◆ THE PROBLEM:
Copy out all lines in the material below that contain the string "JSON".

■ ■ ■ ■ ■ ■ ■

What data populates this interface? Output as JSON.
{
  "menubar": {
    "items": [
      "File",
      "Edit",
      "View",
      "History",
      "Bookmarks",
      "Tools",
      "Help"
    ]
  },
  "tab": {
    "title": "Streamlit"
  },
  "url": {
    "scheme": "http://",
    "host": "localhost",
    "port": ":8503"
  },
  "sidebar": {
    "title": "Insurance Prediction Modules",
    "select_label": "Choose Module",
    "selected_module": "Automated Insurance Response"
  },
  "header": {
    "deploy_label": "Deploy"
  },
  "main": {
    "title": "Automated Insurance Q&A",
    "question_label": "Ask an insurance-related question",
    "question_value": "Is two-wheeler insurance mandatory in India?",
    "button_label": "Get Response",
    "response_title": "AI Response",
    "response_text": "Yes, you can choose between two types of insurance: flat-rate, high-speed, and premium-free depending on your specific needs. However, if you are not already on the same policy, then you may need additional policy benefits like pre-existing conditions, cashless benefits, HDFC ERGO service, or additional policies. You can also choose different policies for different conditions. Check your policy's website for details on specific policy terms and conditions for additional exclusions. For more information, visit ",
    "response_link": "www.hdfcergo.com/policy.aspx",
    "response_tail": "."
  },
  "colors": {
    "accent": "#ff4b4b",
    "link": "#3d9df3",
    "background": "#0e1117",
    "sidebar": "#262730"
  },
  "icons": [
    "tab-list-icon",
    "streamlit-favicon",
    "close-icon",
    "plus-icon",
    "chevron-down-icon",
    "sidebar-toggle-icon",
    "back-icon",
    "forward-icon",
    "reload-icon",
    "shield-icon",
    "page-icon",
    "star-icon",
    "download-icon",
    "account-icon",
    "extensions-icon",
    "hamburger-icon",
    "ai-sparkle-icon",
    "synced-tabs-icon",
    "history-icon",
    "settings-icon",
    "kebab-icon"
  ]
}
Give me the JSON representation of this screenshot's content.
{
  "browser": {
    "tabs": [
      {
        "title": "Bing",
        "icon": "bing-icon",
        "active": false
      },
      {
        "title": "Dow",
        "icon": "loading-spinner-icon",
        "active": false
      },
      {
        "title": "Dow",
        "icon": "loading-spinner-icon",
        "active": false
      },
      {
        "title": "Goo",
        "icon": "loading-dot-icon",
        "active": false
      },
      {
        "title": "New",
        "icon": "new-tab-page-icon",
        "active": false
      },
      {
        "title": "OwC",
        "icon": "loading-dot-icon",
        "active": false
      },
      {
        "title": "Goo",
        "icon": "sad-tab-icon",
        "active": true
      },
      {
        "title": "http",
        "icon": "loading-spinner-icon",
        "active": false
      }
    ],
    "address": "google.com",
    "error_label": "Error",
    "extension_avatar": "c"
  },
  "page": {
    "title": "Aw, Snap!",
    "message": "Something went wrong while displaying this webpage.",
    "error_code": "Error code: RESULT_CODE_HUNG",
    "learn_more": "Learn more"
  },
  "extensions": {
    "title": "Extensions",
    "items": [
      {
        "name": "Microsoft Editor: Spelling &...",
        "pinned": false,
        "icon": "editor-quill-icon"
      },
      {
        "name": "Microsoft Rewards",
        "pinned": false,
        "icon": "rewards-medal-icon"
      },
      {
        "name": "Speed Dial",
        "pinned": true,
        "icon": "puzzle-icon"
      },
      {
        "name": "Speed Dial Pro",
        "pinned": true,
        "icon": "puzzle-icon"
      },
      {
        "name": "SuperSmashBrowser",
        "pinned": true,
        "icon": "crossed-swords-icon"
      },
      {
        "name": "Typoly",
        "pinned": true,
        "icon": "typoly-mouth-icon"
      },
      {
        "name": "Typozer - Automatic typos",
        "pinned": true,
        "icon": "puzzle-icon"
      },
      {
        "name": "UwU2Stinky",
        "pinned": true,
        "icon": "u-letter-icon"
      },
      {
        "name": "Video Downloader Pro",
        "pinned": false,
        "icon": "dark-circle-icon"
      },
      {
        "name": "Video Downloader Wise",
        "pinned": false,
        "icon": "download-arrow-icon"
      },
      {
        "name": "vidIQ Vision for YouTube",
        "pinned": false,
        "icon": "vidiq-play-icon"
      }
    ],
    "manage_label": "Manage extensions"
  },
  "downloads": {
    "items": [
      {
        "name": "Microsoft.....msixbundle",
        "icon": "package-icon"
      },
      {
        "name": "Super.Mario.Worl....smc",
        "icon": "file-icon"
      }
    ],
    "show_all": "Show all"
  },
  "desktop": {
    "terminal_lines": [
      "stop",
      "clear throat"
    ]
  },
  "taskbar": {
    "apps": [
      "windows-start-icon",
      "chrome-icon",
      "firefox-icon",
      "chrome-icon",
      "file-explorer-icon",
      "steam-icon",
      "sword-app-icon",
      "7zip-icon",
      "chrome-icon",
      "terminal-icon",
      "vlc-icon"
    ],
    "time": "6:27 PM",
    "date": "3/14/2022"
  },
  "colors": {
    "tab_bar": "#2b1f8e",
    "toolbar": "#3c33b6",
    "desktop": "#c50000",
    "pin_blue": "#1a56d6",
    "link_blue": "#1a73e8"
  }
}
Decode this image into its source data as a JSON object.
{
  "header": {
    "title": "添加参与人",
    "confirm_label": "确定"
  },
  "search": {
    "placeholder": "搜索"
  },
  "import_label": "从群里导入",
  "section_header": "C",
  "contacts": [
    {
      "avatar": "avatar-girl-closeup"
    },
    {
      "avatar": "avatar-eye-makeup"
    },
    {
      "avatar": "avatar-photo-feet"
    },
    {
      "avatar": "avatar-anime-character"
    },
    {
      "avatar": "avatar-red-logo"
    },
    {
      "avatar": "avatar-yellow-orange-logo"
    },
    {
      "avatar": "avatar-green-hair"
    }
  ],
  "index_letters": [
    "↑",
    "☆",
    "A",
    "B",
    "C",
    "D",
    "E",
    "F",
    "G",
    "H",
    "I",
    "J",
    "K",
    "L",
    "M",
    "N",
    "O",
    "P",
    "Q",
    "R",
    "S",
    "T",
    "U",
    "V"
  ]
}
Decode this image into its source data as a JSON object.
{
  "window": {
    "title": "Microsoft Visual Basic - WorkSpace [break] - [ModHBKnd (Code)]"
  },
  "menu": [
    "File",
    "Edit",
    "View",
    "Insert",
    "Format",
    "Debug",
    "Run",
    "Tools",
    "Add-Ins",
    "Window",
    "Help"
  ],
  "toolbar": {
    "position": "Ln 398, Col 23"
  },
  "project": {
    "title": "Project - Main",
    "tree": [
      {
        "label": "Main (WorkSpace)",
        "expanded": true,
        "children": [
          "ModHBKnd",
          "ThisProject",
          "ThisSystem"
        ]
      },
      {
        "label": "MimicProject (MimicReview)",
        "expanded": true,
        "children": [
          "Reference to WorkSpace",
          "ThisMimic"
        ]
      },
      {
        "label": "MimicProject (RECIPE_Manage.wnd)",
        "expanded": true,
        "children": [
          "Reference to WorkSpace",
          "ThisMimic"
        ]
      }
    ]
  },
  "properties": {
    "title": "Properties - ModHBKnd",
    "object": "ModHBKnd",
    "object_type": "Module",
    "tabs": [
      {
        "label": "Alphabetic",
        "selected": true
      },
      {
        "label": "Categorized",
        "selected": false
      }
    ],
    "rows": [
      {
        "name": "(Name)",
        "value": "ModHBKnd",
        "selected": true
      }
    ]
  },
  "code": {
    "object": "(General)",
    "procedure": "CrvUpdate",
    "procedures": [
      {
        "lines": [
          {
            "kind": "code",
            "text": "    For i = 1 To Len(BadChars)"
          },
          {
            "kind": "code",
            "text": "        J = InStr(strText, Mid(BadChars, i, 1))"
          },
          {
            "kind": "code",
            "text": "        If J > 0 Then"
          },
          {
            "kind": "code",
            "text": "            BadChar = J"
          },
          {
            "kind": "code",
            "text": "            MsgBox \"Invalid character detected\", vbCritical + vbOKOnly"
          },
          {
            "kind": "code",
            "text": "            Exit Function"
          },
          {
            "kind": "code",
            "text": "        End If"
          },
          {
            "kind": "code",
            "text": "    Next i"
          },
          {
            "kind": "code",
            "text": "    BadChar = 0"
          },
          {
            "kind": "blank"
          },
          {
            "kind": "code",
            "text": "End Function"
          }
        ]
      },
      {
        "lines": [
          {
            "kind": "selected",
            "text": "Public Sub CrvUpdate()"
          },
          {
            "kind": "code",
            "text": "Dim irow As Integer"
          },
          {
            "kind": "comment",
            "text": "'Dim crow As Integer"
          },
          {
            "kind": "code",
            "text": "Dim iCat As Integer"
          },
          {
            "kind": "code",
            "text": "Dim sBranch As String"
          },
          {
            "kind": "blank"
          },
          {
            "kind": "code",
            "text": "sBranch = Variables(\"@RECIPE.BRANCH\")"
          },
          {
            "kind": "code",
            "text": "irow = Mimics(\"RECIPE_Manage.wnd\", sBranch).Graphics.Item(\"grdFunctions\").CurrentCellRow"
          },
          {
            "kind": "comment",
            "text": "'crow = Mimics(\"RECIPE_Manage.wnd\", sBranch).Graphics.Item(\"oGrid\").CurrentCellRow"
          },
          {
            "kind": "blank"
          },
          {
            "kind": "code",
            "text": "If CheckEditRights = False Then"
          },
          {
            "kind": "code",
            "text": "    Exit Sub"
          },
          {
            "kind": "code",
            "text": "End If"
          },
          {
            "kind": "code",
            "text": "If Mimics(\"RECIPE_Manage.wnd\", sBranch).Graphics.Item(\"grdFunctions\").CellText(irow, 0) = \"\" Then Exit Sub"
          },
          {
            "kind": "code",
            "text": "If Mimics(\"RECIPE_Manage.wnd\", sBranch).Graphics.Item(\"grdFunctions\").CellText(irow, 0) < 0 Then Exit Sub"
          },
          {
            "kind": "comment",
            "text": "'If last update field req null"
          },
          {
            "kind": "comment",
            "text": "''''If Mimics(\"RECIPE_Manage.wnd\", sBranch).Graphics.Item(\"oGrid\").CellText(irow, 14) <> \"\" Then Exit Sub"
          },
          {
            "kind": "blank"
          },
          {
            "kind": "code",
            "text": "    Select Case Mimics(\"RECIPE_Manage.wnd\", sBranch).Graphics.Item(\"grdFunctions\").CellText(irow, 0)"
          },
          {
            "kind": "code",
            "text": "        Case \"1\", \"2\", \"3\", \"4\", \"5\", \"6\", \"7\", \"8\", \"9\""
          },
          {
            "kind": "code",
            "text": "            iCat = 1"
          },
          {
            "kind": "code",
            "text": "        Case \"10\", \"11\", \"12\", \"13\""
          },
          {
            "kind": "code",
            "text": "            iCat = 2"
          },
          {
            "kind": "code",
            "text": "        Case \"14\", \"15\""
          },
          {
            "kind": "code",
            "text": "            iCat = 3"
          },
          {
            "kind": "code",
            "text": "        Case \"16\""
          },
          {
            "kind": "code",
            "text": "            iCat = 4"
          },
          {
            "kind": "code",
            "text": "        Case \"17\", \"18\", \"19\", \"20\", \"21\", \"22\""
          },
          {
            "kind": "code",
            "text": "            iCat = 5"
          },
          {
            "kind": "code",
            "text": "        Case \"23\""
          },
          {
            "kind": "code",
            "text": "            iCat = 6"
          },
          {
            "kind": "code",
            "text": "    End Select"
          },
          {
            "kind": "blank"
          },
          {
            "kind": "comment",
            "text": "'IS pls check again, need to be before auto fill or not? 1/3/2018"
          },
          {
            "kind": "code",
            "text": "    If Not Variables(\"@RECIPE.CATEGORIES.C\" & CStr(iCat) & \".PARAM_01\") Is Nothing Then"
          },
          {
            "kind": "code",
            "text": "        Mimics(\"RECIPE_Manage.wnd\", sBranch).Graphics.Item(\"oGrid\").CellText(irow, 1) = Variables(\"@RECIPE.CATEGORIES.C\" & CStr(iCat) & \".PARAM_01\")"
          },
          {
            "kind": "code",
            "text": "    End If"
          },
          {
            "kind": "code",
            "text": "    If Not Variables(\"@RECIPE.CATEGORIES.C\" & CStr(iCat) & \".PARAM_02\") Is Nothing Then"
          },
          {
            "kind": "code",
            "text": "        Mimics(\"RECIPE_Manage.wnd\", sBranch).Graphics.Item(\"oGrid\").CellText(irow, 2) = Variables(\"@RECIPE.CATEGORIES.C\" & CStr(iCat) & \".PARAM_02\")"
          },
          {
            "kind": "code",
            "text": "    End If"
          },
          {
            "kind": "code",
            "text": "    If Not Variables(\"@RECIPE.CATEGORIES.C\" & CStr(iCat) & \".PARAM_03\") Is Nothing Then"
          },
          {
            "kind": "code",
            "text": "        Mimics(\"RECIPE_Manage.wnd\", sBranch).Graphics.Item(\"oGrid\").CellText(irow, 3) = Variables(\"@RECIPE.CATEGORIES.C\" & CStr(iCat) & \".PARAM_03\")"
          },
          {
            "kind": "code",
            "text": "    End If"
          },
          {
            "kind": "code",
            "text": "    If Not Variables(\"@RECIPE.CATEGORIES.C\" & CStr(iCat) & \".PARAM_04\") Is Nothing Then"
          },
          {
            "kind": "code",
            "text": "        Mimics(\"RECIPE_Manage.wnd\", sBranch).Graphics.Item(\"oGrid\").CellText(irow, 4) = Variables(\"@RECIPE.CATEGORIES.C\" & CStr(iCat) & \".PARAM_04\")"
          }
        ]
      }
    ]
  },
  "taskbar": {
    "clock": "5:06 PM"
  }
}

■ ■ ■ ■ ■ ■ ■

◆ RESPONSE BOX:
What data populates this interface? Output as JSON.
Give me the JSON representation of this screenshot's content.
Decode this image into its source data as a JSON object.
Decode this image into its source data as a JSON object.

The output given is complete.